The defendant seeks a bill of particulars in this case. Rule 7(f) of the Federal Rules of Criminal Procedure provides that the Court may direct the filing of a bill of particulars. Bills of particulars are to be used only to protect a defendant from double jeopardy and to enable adequate preparation of a defense and to avoid surprise at trial. U.S. v. Torres, 901 F.2d 205 (2d Cir. 1990). The government is not obligated to "preview its case or expose its legal theory." U.S. v. LaMorte, 744 F.Supp 573 (S.D.N.Y. 1990); U.S. v. Leonelli, 428 F.Supp 880 (S.D.N.Y. 1977); nor must it disclose the precise "manner in which the crime charged is alleged to have been committed" U.S. v. Andrews, 381 F.2d 377 (2d Cir. 1967).
In the instant case, the government has produced substantial discovery to the defendants. Upon review of the indictment, the defendant has not demonstrated that further particularization is required to protect him from double jeopardy or to enable him to adequately prepare a defense and avoid surprise at trial.
Request under Rule 807
Pursuant to Rule 807 of the Federal Rules of Evidence, the defendant has requested disclosure of statements, subject to the residual exception of that rule, which the government intends to use at trial. If the government should determine that it will attempt to introduce such hearsay statements, the government is directed to notify the defendants of such at the time it submits its pretrial memorandum with the District Court.
Preservation of Evidence and Rough Notes

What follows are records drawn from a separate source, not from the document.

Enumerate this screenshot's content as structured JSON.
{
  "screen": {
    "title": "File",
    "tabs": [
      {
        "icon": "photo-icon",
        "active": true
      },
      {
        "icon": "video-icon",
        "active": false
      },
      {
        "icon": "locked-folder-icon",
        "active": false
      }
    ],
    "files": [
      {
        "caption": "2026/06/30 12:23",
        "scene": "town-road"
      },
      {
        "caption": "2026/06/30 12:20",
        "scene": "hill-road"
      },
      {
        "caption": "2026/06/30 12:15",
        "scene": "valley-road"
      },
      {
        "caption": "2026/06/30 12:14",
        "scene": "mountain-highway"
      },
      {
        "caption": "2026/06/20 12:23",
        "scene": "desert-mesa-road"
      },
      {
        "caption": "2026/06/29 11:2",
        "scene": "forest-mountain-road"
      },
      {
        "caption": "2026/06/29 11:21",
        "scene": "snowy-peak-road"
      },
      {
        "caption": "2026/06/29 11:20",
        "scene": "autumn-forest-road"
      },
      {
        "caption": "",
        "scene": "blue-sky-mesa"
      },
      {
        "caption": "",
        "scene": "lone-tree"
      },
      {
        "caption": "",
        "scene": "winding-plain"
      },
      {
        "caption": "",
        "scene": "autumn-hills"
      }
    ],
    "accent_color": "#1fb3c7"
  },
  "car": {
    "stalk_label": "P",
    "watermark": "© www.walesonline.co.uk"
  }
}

The defendant has requested the preservation of rough notes and other evidence taken by law enforcement agents involved. The government is directed to preserve such information.
Hugh B. Scott United States Magistrate Judge